Nearly a third of federal funding was cut under this year's No Child Left Behind Title II, Part D budget, meaning districts that started to use technology facilitators and started to integrate computers in lessons are getting the rug pulled out from under them, some educators say.
But this time, Congress approved the 28 percent cut in the law's Enhancing Education through Technology Act.
With a girlish belly laugh, she sounds half her age. But make no mistake: Colleen Wilcox draws from decades of experience in energizing Santa Clara County's 1,600-staff members in a system of 32 high- and low-income K-14 and community college districts.
Have you ever heard of an idea that sounded crazy at first, but within 10 minutes you're convinced it's the best new thought you've come across in years? That's what our fundraising article this month feels like to me ("Fundraising Grows Up").
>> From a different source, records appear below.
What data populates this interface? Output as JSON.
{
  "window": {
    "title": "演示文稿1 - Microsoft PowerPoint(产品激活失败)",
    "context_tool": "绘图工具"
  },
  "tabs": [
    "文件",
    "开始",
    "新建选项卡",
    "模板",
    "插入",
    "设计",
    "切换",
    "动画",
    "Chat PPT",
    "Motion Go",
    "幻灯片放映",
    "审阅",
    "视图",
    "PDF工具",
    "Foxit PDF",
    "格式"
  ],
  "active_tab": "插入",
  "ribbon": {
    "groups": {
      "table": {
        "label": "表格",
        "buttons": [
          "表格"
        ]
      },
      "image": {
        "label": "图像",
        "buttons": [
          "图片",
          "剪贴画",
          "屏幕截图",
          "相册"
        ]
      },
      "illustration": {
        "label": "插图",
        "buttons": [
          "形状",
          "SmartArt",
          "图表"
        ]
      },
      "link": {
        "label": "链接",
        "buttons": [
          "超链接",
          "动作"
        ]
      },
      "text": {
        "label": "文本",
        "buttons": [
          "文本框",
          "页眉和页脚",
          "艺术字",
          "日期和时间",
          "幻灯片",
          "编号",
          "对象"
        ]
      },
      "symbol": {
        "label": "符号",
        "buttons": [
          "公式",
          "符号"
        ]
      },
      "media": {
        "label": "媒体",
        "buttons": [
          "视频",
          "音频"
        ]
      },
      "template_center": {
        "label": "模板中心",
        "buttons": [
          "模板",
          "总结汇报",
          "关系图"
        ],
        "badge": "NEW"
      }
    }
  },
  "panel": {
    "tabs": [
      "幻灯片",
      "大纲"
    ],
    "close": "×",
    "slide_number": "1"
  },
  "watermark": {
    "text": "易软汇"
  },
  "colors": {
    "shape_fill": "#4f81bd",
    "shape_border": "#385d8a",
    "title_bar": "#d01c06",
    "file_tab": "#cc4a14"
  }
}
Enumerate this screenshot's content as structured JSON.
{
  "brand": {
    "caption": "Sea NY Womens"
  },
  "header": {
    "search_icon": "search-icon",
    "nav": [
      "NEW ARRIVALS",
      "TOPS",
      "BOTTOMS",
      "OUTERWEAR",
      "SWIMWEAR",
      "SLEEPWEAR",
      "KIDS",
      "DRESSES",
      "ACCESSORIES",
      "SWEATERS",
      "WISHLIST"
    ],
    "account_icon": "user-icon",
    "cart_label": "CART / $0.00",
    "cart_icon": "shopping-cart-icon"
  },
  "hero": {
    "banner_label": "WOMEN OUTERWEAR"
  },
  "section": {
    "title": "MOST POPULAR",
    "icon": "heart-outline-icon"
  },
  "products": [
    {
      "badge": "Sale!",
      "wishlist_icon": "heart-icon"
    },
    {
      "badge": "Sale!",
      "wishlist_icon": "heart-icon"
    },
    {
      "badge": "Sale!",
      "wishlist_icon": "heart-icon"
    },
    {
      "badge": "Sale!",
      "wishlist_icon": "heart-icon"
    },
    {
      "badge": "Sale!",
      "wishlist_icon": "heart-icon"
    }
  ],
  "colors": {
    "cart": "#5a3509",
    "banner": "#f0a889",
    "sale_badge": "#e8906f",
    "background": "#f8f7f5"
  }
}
When students fall behind academically, is it more effective to hold them back a year so they can "catch up" or to promote them to the next grade so they can stay with their peers? According to most research, the answer is neither.
Using private funds is nothing new to most school districts. Bake sales and student car washes have been funding activities for decades. Your district may already have a deal with a sporting goods company to subsidize its sports programs.
Lyle Rowland knows the name of each of the 238 students enrolled at Taneyville R-II School District, a K-8 district just east of Branson, Mo. What's more, he knows their parents, where they live and how some families earn their living.
First came the workshop. Then came a glimmer of an idea. Next came the goal, which changed everything.
It was Raymond Yeagley who set it all in motion. The Rochester (N.H.) Schools superintendent attended a Quality School Portfolio workshop a few years ago to learn about how the Web-based tool can help in collecting, analyzing and making sense of data. Using what he learned, he prepared a report on reading performance in Rochester's elementary schools.
Have you ever had an idea so good that you know if you can just tell the right person, they'll agree and it will happen? That, more or less, was the script when the CEO of the School District of Philadelphia, Paul Vallas, met with Microsoft more than a year ago.
Students in Appoquinimink School District in Odessa, Del., were getting gypped for years. Nine years ago, they had library media centers that were showing signs of age, full of outdated material, sometimes 20 years old, and very few library media specialists.